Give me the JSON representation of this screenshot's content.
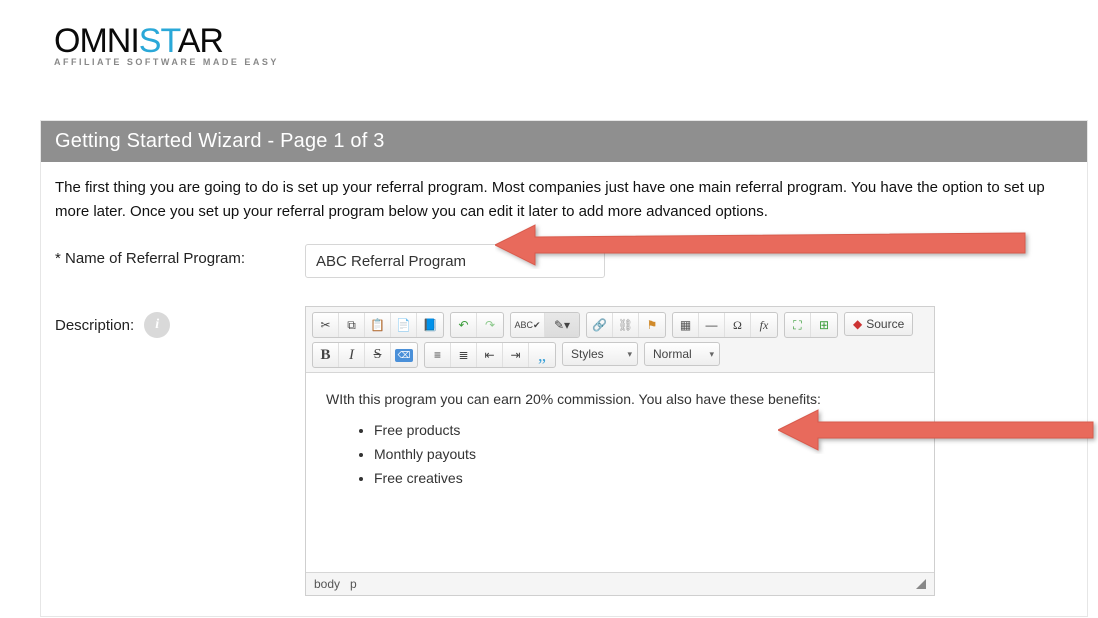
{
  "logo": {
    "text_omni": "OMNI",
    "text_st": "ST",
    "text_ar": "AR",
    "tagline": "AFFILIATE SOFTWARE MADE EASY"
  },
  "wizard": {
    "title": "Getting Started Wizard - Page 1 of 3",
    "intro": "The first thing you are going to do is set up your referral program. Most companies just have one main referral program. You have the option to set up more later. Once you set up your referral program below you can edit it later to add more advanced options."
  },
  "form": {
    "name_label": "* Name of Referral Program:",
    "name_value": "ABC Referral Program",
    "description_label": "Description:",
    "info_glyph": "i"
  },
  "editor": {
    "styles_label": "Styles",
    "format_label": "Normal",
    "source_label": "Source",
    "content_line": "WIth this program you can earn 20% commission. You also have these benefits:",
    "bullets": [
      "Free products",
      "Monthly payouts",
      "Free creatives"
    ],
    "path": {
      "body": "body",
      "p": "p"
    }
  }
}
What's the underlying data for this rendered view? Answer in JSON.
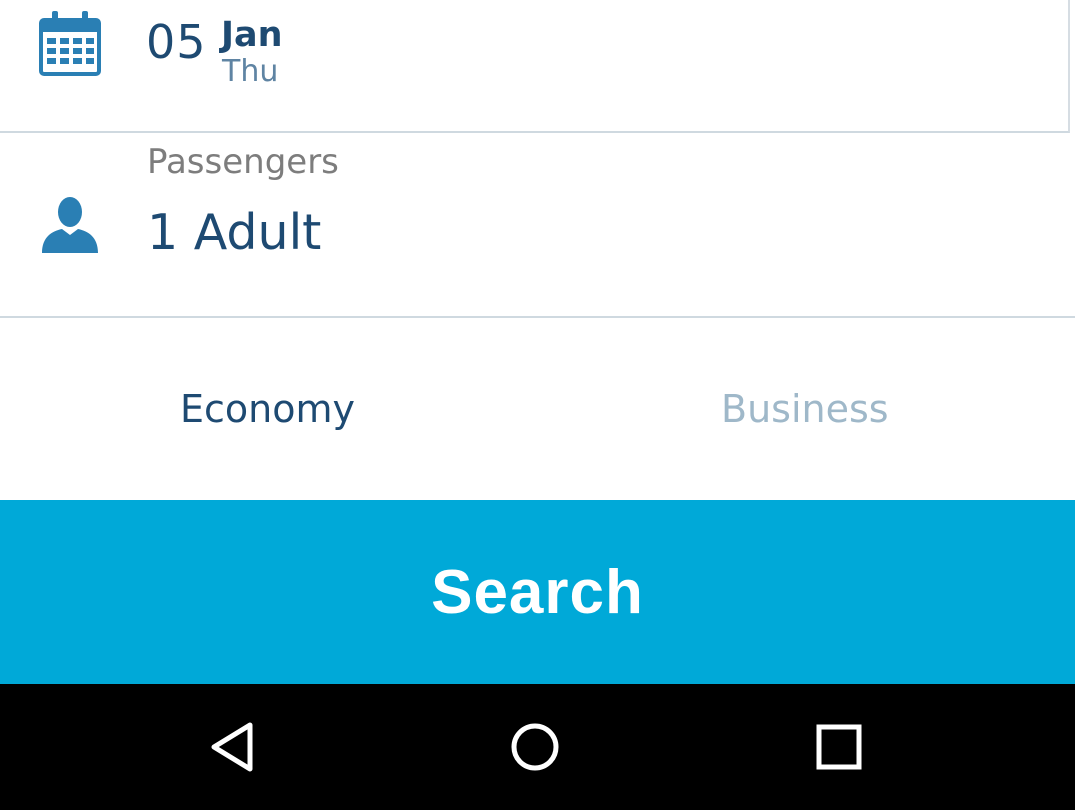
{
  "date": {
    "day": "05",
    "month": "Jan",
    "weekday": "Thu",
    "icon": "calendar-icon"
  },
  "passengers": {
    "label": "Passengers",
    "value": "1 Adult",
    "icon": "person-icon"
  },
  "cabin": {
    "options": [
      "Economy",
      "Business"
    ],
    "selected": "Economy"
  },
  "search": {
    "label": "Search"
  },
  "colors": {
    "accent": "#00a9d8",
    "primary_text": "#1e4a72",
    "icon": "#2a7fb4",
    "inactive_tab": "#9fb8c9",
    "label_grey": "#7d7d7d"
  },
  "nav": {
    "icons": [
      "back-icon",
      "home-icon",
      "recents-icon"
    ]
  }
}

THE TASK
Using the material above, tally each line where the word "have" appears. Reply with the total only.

RESPONSE FOR THIS EXERCISE
2